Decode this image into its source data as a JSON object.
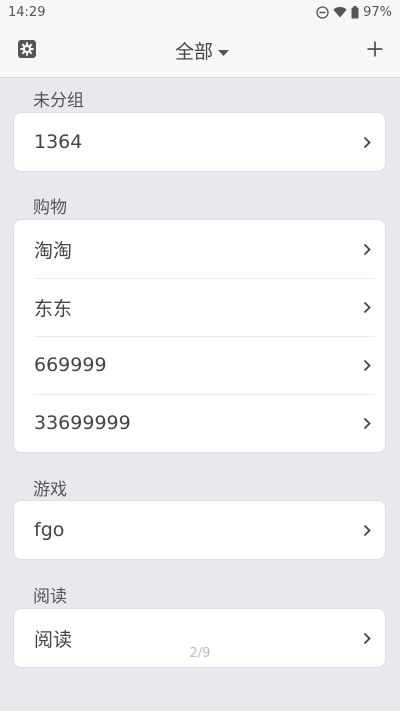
{
  "status_bar": {
    "time": "14:29",
    "battery": "97%",
    "icons": [
      "do-not-disturb-icon",
      "wifi-icon",
      "battery-icon"
    ]
  },
  "header": {
    "title": "全部",
    "icons": [
      "settings-icon",
      "dropdown-arrow-icon",
      "plus-icon"
    ]
  },
  "groups": [
    {
      "label": "未分组",
      "items": [
        "1364"
      ]
    },
    {
      "label": "购物",
      "items": [
        "淘淘",
        "东东",
        "669999",
        "33699999"
      ]
    },
    {
      "label": "游戏",
      "items": [
        "fgo"
      ]
    },
    {
      "label": "阅读",
      "items": [
        "阅读"
      ]
    }
  ],
  "page_indicator": "2/9",
  "colors": {
    "background": "#e8e8ef",
    "card": "#ffffff",
    "bar": "#f7f7f7",
    "text": "#444444"
  }
}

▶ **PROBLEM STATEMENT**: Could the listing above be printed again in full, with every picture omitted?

▶ **ANSWER SPACE**:
Decode this image into its source data as a JSON object.
{
  "status_bar": {
    "time": "14:29",
    "battery": "97%",
    "icons": [
      "do-not-disturb-icon",
      "wifi-icon",
      "battery-icon"
    ]
  },
  "header": {
    "title": "全部",
    "icons": [
      "settings-icon",
      "dropdown-arrow-icon",
      "plus-icon"
    ]
  },
  "groups": [
    {
      "label": "未分组",
      "items": [
        "1364"
      ]
    },
    {
      "label": "购物",
      "items": [
        "淘淘",
        "东东",
        "669999",
        "33699999"
      ]
    },
    {
      "label": "游戏",
      "items": [
        "fgo"
      ]
    },
    {
      "label": "阅读",
      "items": [
        "阅读"
      ]
    }
  ],
  "page_indicator": "2/9",
  "colors": {
    "background": "#e8e8ef",
    "card": "#ffffff",
    "bar": "#f7f7f7",
    "text": "#444444"
  }
}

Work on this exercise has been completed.